Data records for software interfaces:
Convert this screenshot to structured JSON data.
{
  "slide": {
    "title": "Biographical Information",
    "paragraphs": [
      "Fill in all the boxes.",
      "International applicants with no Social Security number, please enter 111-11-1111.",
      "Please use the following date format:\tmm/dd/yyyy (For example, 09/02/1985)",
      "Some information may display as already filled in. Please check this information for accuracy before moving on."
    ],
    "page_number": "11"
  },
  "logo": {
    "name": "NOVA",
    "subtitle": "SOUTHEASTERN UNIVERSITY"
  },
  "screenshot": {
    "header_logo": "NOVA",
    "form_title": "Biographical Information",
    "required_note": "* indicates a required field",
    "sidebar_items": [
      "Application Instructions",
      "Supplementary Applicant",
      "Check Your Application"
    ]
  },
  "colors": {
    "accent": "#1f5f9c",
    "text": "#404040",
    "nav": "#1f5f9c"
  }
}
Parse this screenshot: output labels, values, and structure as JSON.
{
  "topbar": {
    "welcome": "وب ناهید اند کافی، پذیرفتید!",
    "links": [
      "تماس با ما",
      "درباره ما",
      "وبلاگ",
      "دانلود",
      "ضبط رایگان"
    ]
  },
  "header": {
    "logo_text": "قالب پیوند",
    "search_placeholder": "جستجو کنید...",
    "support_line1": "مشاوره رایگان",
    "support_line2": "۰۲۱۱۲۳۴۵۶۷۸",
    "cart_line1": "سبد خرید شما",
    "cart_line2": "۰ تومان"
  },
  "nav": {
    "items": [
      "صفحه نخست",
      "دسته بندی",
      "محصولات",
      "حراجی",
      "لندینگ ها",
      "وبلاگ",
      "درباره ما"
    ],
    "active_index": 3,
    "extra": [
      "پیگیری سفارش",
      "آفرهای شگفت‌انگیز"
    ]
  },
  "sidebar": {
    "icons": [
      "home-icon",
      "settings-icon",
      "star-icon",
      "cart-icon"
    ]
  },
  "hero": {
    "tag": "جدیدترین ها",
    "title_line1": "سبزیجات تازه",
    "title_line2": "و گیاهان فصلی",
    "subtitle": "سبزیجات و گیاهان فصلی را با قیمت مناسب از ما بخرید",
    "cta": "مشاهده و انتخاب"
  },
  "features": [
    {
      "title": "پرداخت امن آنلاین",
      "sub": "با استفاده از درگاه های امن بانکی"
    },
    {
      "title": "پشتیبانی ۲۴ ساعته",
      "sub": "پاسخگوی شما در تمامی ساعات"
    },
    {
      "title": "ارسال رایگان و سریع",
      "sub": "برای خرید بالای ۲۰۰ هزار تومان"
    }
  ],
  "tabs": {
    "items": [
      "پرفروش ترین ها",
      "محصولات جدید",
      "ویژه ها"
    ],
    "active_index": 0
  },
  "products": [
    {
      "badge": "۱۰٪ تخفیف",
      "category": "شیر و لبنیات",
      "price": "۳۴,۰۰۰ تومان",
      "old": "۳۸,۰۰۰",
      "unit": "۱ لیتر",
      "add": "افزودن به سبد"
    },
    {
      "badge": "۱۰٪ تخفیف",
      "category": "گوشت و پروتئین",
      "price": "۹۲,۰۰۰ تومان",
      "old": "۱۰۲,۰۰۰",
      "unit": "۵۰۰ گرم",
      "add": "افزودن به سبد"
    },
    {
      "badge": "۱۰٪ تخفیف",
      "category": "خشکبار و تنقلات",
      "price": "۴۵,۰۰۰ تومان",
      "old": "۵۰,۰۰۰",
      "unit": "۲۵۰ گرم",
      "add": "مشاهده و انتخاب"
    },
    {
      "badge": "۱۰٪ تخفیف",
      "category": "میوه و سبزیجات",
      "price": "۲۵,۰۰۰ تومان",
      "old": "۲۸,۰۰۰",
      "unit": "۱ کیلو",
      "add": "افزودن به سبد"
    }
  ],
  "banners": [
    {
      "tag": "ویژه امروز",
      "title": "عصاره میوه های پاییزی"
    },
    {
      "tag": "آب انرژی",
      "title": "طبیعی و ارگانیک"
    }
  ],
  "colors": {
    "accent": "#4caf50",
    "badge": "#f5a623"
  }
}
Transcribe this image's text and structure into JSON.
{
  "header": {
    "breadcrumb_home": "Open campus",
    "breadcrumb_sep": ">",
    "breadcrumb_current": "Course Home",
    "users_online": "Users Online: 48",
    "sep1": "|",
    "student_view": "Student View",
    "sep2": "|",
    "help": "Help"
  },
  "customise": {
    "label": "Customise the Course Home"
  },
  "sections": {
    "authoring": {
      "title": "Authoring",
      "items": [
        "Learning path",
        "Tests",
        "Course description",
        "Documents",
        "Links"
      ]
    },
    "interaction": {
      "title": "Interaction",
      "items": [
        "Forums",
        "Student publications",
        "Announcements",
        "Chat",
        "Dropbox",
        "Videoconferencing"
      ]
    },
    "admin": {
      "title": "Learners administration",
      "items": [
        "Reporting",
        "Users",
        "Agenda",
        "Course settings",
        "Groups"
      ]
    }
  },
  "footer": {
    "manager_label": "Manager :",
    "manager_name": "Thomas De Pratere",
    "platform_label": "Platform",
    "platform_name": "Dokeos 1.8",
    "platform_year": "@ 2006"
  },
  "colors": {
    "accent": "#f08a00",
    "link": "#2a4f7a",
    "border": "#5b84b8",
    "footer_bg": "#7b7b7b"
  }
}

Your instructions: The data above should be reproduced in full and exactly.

Task solution:
Convert this screenshot to structured JSON data.
{
  "slide": {
    "title": "Biographical Information",
    "paragraphs": [
      "Fill in all the boxes.",
      "International applicants with no Social Security number, please enter 111-11-1111.",
      "Please use the following date format:\tmm/dd/yyyy (For example, 09/02/1985)",
      "Some information may display as already filled in. Please check this information for accuracy before moving on."
    ],
    "page_number": "11"
  },
  "logo": {
    "name": "NOVA",
    "subtitle": "SOUTHEASTERN UNIVERSITY"
  },
  "screenshot": {
    "header_logo": "NOVA",
    "form_title": "Biographical Information",
    "required_note": "* indicates a required field",
    "sidebar_items": [
      "Application Instructions",
      "Supplementary Applicant",
      "Check Your Application"
    ]
  },
  "colors": {
    "accent": "#1f5f9c",
    "text": "#404040",
    "nav": "#1f5f9c"
  }
}
Parse this screenshot: output labels, values, and structure as JSON.
{
  "topbar": {
    "welcome": "وب ناهید اند کافی، پذیرفتید!",
    "links": [
      "تماس با ما",
      "درباره ما",
      "وبلاگ",
      "دانلود",
      "ضبط رایگان"
    ]
  },
  "header": {
    "logo_text": "قالب پیوند",
    "search_placeholder": "جستجو کنید...",
    "support_line1": "مشاوره رایگان",
    "support_line2": "۰۲۱۱۲۳۴۵۶۷۸",
    "cart_line1": "سبد خرید شما",
    "cart_line2": "۰ تومان"
  },
  "nav": {
    "items": [
      "صفحه نخست",
      "دسته بندی",
      "محصولات",
      "حراجی",
      "لندینگ ها",
      "وبلاگ",
      "درباره ما"
    ],
    "active_index": 3,
    "extra": [
      "پیگیری سفارش",
      "آفرهای شگفت‌انگیز"
    ]
  },
  "sidebar": {
    "icons": [
      "home-icon",
      "settings-icon",
      "star-icon",
      "cart-icon"
    ]
  },
  "hero": {
    "tag": "جدیدترین ها",
    "title_line1": "سبزیجات تازه",
    "title_line2": "و گیاهان فصلی",
    "subtitle": "سبزیجات و گیاهان فصلی را با قیمت مناسب از ما بخرید",
    "cta": "مشاهده و انتخاب"
  },
  "features": [
    {
      "title": "پرداخت امن آنلاین",
      "sub": "با استفاده از درگاه های امن بانکی"
    },
    {
      "title": "پشتیبانی ۲۴ ساعته",
      "sub": "پاسخگوی شما در تمامی ساعات"
    },
    {
      "title": "ارسال رایگان و سریع",
      "sub": "برای خرید بالای ۲۰۰ هزار تومان"
    }
  ],
  "tabs": {
    "items": [
      "پرفروش ترین ها",
      "محصولات جدید",
      "ویژه ها"
    ],
    "active_index": 0
  },
  "products": [
    {
      "badge": "۱۰٪ تخفیف",
      "category": "شیر و لبنیات",
      "price": "۳۴,۰۰۰ تومان",
      "old": "۳۸,۰۰۰",
      "unit": "۱ لیتر",
      "add": "افزودن به سبد"
    },
    {
      "badge": "۱۰٪ تخفیف",
      "category": "گوشت و پروتئین",
      "price": "۹۲,۰۰۰ تومان",
      "old": "۱۰۲,۰۰۰",
      "unit": "۵۰۰ گرم",
      "add": "افزودن به سبد"
    },
    {
      "badge": "۱۰٪ تخفیف",
      "category": "خشکبار و تنقلات",
      "price": "۴۵,۰۰۰ تومان",
      "old": "۵۰,۰۰۰",
      "unit": "۲۵۰ گرم",
      "add": "مشاهده و انتخاب"
    },
    {
      "badge": "۱۰٪ تخفیف",
      "category": "میوه و سبزیجات",
      "price": "۲۵,۰۰۰ تومان",
      "old": "۲۸,۰۰۰",
      "unit": "۱ کیلو",
      "add": "افزودن به سبد"
    }
  ],
  "banners": [
    {
      "tag": "ویژه امروز",
      "title": "عصاره میوه های پاییزی"
    },
    {
      "tag": "آب انرژی",
      "title": "طبیعی و ارگانیک"
    }
  ],
  "colors": {
    "accent": "#4caf50",
    "badge": "#f5a623"
  }
}
Transcribe this image's text and structure into JSON.
{
  "header": {
    "breadcrumb_home": "Open campus",
    "breadcrumb_sep": ">",
    "breadcrumb_current": "Course Home",
    "users_online": "Users Online: 48",
    "sep1": "|",
    "student_view": "Student View",
    "sep2": "|",
    "help": "Help"
  },
  "customise": {
    "label": "Customise the Course Home"
  },
  "sections": {
    "authoring": {
      "title": "Authoring",
      "items": [
        "Learning path",
        "Tests",
        "Course description",
        "Documents",
        "Links"
      ]
    },
    "interaction": {
      "title": "Interaction",
      "items": [
        "Forums",
        "Student publications",
        "Announcements",
        "Chat",
        "Dropbox",
        "Videoconferencing"
      ]
    },
    "admin": {
      "title": "Learners administration",
      "items": [
        "Reporting",
        "Users",
        "Agenda",
        "Course settings",
        "Groups"
      ]
    }
  },
  "footer": {
    "manager_label": "Manager :",
    "manager_name": "Thomas De Pratere",
    "platform_label": "Platform",
    "platform_name": "Dokeos 1.8",
    "platform_year": "@ 2006"
  },
  "colors": {
    "accent": "#f08a00",
    "link": "#2a4f7a",
    "border": "#5b84b8",
    "footer_bg": "#7b7b7b"
  }
}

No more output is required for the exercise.